----- RECORDS SHOWN
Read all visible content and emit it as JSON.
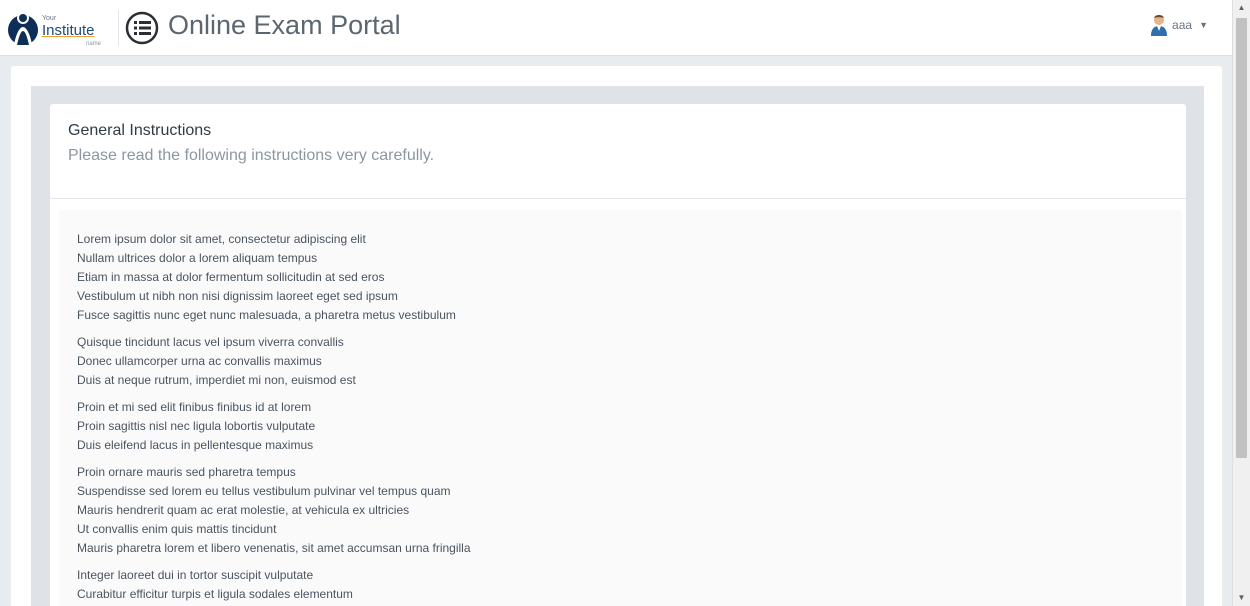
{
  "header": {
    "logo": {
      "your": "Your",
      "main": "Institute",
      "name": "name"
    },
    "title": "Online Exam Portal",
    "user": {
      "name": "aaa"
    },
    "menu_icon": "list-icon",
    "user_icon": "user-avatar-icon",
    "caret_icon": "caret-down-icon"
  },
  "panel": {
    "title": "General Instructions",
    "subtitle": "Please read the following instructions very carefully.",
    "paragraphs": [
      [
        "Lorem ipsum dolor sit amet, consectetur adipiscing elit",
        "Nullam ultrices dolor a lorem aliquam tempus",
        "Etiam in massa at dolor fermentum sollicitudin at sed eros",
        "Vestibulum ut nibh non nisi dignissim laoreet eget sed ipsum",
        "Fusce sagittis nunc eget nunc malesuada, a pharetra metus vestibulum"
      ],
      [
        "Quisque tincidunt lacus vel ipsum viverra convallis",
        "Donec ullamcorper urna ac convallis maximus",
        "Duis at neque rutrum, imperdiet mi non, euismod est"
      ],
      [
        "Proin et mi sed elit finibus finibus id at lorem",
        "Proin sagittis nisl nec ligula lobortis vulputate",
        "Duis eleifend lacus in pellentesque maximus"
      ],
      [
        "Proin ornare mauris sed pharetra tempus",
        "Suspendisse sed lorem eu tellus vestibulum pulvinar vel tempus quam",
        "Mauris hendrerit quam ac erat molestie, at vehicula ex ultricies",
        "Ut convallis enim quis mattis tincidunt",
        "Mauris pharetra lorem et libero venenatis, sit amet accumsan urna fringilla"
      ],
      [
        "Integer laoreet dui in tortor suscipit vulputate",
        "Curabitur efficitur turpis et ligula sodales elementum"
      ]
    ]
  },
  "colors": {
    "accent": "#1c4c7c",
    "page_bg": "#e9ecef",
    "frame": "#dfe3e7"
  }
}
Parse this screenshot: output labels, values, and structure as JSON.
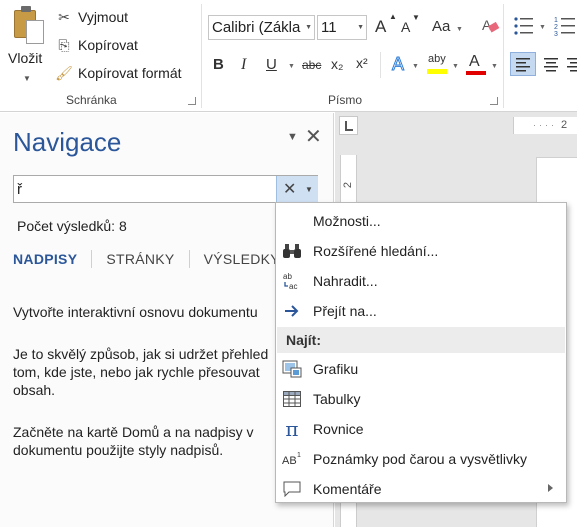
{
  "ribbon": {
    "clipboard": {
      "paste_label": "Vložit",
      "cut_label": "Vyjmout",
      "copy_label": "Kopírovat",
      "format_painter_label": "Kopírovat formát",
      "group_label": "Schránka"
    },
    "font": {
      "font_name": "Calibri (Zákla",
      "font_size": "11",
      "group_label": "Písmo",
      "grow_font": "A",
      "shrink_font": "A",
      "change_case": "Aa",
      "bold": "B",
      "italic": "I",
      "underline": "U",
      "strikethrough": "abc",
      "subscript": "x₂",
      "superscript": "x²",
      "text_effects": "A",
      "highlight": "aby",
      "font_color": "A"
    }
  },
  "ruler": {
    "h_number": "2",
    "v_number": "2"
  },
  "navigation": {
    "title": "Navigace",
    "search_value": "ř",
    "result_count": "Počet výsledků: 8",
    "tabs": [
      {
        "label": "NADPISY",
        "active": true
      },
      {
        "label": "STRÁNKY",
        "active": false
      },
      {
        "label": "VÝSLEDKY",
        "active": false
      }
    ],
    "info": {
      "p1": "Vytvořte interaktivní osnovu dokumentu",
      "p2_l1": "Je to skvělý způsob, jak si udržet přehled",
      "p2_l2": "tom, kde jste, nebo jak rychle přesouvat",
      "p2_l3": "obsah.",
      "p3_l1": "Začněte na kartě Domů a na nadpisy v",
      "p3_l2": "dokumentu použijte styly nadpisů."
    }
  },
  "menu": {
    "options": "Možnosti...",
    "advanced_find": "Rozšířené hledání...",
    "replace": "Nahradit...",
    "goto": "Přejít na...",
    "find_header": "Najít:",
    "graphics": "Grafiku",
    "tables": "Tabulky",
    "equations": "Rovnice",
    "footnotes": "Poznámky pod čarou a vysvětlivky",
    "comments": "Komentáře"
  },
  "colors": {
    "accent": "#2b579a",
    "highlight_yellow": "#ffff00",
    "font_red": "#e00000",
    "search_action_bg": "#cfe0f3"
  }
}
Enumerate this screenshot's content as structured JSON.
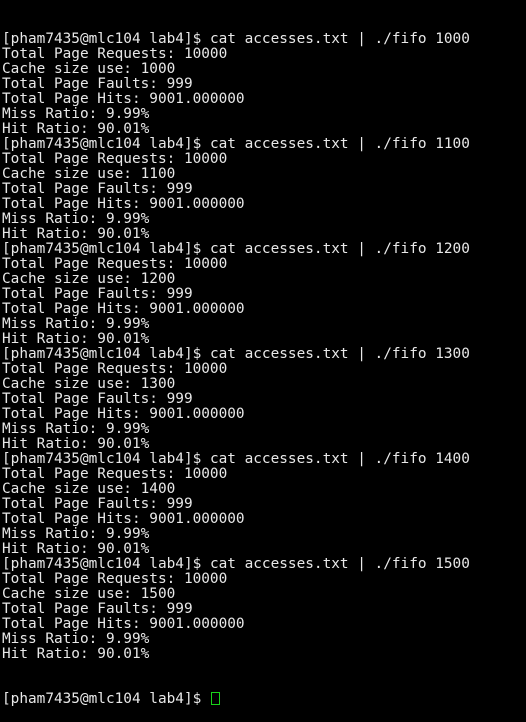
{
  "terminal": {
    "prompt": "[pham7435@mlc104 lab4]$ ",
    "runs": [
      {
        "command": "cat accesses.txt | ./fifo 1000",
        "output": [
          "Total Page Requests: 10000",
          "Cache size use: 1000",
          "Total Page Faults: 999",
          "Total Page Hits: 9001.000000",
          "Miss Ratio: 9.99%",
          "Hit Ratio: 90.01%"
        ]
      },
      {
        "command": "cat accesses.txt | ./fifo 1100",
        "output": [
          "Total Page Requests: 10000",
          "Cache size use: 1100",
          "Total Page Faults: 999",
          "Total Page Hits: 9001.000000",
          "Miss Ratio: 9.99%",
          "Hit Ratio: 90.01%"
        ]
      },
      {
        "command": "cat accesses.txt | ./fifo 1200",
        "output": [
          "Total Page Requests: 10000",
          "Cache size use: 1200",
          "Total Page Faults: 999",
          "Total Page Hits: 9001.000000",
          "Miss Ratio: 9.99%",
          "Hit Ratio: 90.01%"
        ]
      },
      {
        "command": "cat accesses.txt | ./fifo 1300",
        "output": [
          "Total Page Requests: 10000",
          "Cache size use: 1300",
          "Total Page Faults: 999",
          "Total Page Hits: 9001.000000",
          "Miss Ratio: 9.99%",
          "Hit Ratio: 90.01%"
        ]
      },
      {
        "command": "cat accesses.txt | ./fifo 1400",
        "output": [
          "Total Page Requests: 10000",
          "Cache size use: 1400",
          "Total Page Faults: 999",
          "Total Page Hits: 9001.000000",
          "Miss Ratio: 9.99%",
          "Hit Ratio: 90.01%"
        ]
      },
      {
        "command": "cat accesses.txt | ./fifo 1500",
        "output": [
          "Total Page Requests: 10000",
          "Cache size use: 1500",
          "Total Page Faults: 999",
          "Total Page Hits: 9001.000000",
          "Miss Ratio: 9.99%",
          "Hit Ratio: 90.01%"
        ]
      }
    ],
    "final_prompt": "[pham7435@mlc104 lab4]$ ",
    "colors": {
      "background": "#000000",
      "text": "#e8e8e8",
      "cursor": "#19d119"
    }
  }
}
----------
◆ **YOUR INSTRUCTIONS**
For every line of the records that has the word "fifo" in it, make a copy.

◆ **REPLY**
        "command": "cat accesses.txt | ./fifo 1000",
        "command": "cat accesses.txt | ./fifo 1100",
        "command": "cat accesses.txt | ./fifo 1200",
        "command": "cat accesses.txt | ./fifo 1300",
        "command": "cat accesses.txt | ./fifo 1400",
        "command": "cat accesses.txt | ./fifo 1500",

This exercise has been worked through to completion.